The APCD chose litigation. They chose badly. It’s been three years and counting…

# # #


Press releases can be submitted to the email’s to the right, an excerpt and link is customary and acceptable

“Do not submit comments containing large blocks of text, lists, the text of long court filings, copyrighted song lyrics, and such from any source, an excerpt and link is customary and acceptable.”

Kevin Rice

In that I am the author, it wasn’t copied from any “source”, nor is there a link as the material is unpublished elsewhere.


Save it for your book.


What part of “Do not submit comments containing large blocks of text, lists,” is not clear?

Thanks for your understanding, links and excerpts are welcome.

Have your say, we just don’t want wall’s of text to become a thing.

Fun fact: in the comment dustbin there are chapters from books, full lawsuits, sections of the bible, full text government regulations and more…..

Further discussion or !/? > moderator@calcoastnews.com

Kevin Rice



Our wonderful APCD needs to fine Mother Nature because she’s the one blowing the sand (mostly) and dust (much lesser amount) into Nipomo. You can see this when you drive northbound on the 101 through Santa Maria on very windy days. In fact the particulate matter blowing into Nipomo isn’t any greater on the weekends when there are much more ATVs and dune buggies playing in the dunes.


A palling

P lundering

C orrupt

D ysfunctional

Any questions?


This is truly a WTF scenario.

One governmental agency (APCD) suing another governmental agency (State Parks) with another governmental agency (Appelate Court) deciding the outcome.

Guess what folks? You know who funds all of these entitiesand the legal wrangeling? Thats right folks ….. its us the taxpayers.

This is a circus at best……………

Step right up, folks

And see Little Egypt do her

Famous dance of the Pyramids

She walks, she talks

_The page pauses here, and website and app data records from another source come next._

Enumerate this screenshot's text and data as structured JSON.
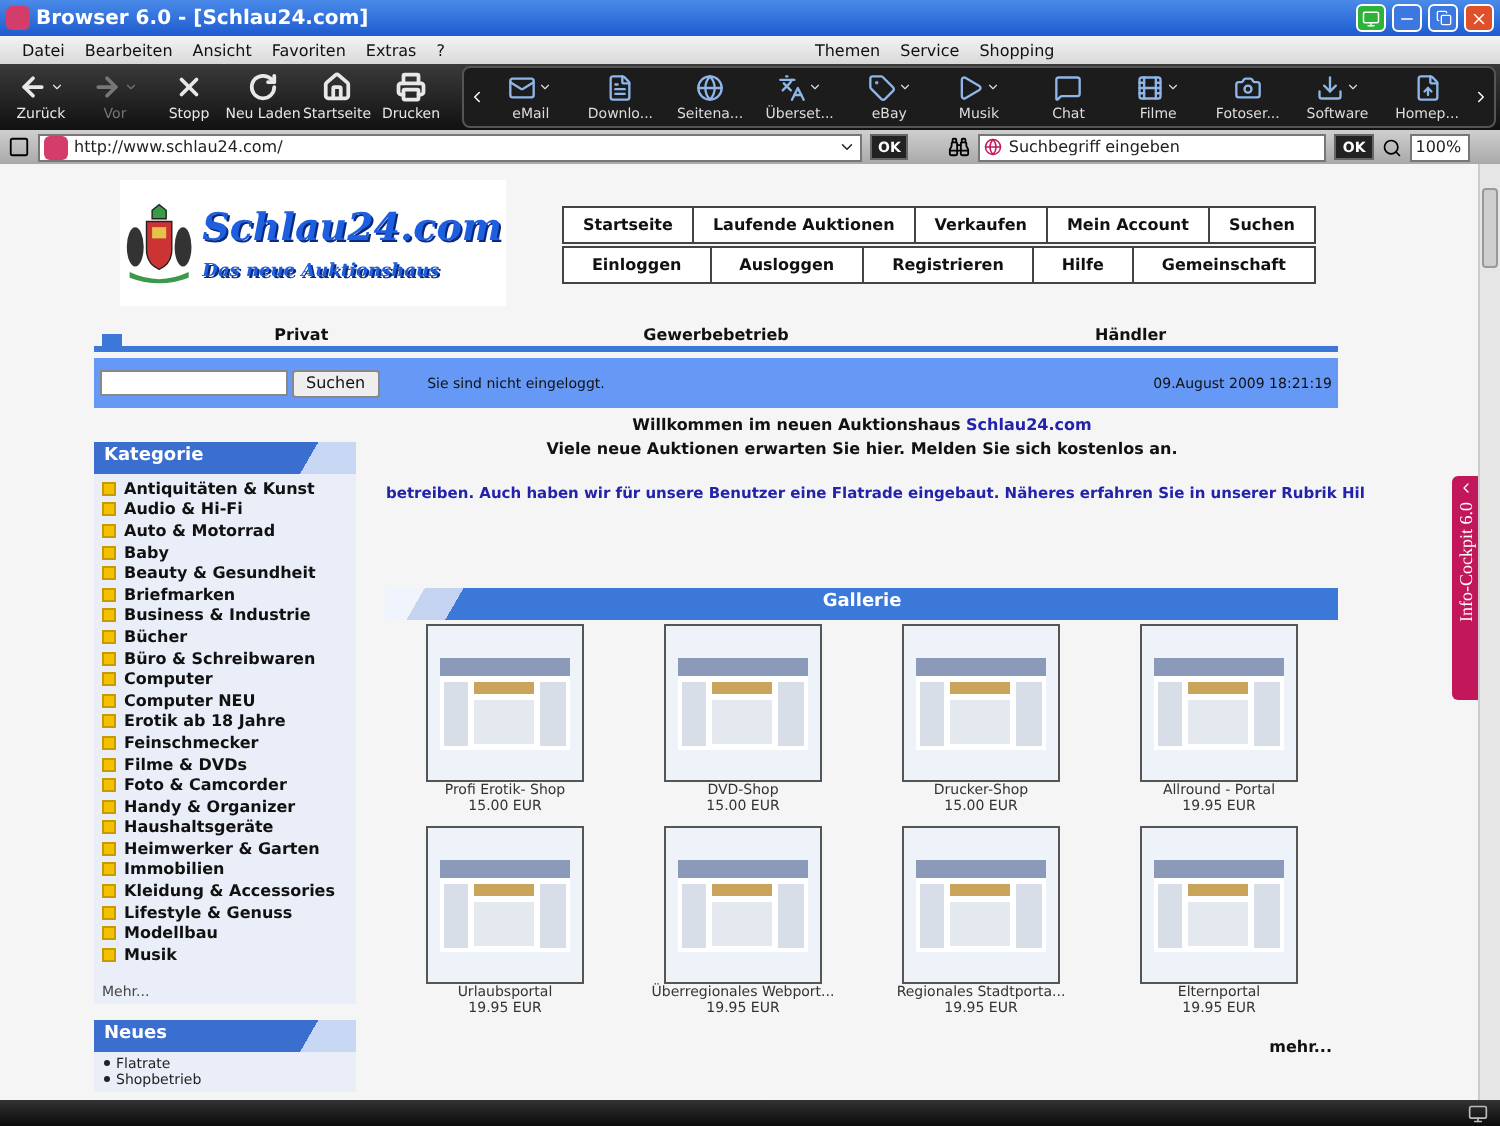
{
  "window": {
    "title": "Browser 6.0 - [Schlau24.com]"
  },
  "menu_bar": {
    "left": [
      "Datei",
      "Bearbeiten",
      "Ansicht",
      "Favoriten",
      "Extras",
      "?"
    ],
    "right": [
      "Themen",
      "Service",
      "Shopping"
    ]
  },
  "toolbar": {
    "nav": [
      {
        "label": "Zurück",
        "kind": "back",
        "dropdown": true,
        "disabled": false
      },
      {
        "label": "Vor",
        "kind": "forward",
        "dropdown": true,
        "disabled": true
      },
      {
        "label": "Stopp",
        "kind": "stop",
        "dropdown": false,
        "disabled": false
      },
      {
        "label": "Neu Laden",
        "kind": "reload",
        "dropdown": false,
        "disabled": false
      },
      {
        "label": "Startseite",
        "kind": "home",
        "dropdown": false,
        "disabled": false
      },
      {
        "label": "Drucken",
        "kind": "print",
        "dropdown": false,
        "disabled": false
      }
    ],
    "services": [
      {
        "label": "eMail",
        "kind": "mail",
        "dropdown": true
      },
      {
        "label": "Downlo...",
        "kind": "document",
        "dropdown": false
      },
      {
        "label": "Seitena...",
        "kind": "globe",
        "dropdown": false
      },
      {
        "label": "Überset...",
        "kind": "translate",
        "dropdown": true
      },
      {
        "label": "eBay",
        "kind": "tag",
        "dropdown": true
      },
      {
        "label": "Musik",
        "kind": "play",
        "dropdown": true
      },
      {
        "label": "Chat",
        "kind": "chat",
        "dropdown": false
      },
      {
        "label": "Filme",
        "kind": "film",
        "dropdown": true
      },
      {
        "label": "Fotoser...",
        "kind": "camera",
        "dropdown": false
      },
      {
        "label": "Software",
        "kind": "download",
        "dropdown": true
      },
      {
        "label": "Homep...",
        "kind": "homepage",
        "dropdown": false
      }
    ]
  },
  "address_bar": {
    "url": "http://www.schlau24.com/",
    "ok": "OK",
    "search": {
      "placeholder": "Suchbegriff eingeben"
    },
    "search_ok": "OK",
    "zoom": "100%"
  },
  "side_tab": "Info-Cockpit 6.0",
  "page": {
    "logo": {
      "title": "Schlau24.com",
      "subtitle": "Das neue Auktionshaus"
    },
    "nav_rows": [
      [
        "Startseite",
        "Laufende Auktionen",
        "Verkaufen",
        "Mein Account",
        "Suchen"
      ],
      [
        "Einloggen",
        "Ausloggen",
        "Registrieren",
        "Hilfe",
        "Gemeinschaft"
      ]
    ],
    "sections": [
      "Privat",
      "Gewerbebetrieb",
      "Händler"
    ],
    "search_bar": {
      "button": "Suchen",
      "status": "Sie sind nicht eingeloggt.",
      "datetime": "09.August 2009 18:21:19"
    },
    "sidebar": {
      "categories": {
        "title": "Kategorie",
        "items": [
          "Antiquitäten & Kunst",
          "Audio & Hi-Fi",
          "Auto & Motorrad",
          "Baby",
          "Beauty & Gesundheit",
          "Briefmarken",
          "Business & Industrie",
          "Bücher",
          "Büro & Schreibwaren",
          "Computer",
          "Computer NEU",
          "Erotik ab 18 Jahre",
          "Feinschmecker",
          "Filme & DVDs",
          "Foto & Camcorder",
          "Handy & Organizer",
          "Haushaltsgeräte",
          "Heimwerker & Garten",
          "Immobilien",
          "Kleidung & Accessories",
          "Lifestyle & Genuss",
          "Modellbau",
          "Musik"
        ],
        "more": "Mehr..."
      },
      "news": {
        "title": "Neues",
        "items": [
          "Flatrate",
          "Shopbetrieb"
        ]
      }
    },
    "welcome": {
      "line1": "Willkommen im neuen Auktionshaus",
      "link": "Schlau24.com",
      "line2": "Viele neue Auktionen erwarten Sie hier. Melden Sie sich kostenlos an."
    },
    "ticker": "betreiben. Auch haben wir für unsere Benutzer eine Flatrade eingebaut. Näheres erfahren Sie in unserer Rubrik Hil",
    "gallery": {
      "title": "Gallerie",
      "items": [
        {
          "name": "Profi Erotik- Shop",
          "price": "15.00 EUR"
        },
        {
          "name": "DVD-Shop",
          "price": "15.00 EUR"
        },
        {
          "name": "Drucker-Shop",
          "price": "15.00 EUR"
        },
        {
          "name": "Allround - Portal",
          "price": "19.95 EUR"
        },
        {
          "name": "Urlaubsportal",
          "price": "19.95 EUR"
        },
        {
          "name": "Überregionales Webport...",
          "price": "19.95 EUR"
        },
        {
          "name": "Regionales Stadtporta...",
          "price": "19.95 EUR"
        },
        {
          "name": "Elternportal",
          "price": "19.95 EUR"
        }
      ],
      "more": "mehr..."
    }
  }
}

She crawls on her belly

Like a reptile

Just one thin dime

One tenth of a dollar

Step right up, folks

Mr. Holly

Have to agree. Insanity at its best.

Don’t forget to vote for all of these tax increases, bond issues and for those politicians who support these measures or have voted for them in the past.


They say imitation is the greatest form of flattery…lol

Kevin Rice

Not exactly accurate. State Parks isn’t suing. They were named as a “Real Party-In-Interest”, meaning they have the right to weigh-in on the lawsuit. Initially, State Parks took the side of Friends of Oceano Dunes (during the local superior court trial). Since the suit was appealed, State Parks negotiated the “Consent Decree” and won concessions from APCD—that has caused them to take the side of APCD during the appeal (since they got some of what they wanted—no permit requirement and Best Management Practices).


Way to go Friends, Kevin, et al. Put this worthless APCD in their place. Good grief! Paying that chump Larry 200k+ to send out press releases on windy days saying theere might be dust in the air?! APCD, IWMB, and all the rest of those useless unelected organizations filled need to be disbanded now!


…was supposed to read, “…filled by useless bureaucrats…”

Kevin Rice

FYI– My lawsuit pertained to procedural deficiencies in the legislative process that adopted Rule 1001. I chose not to appeal my case. The Friends case is separate and I have no part in it.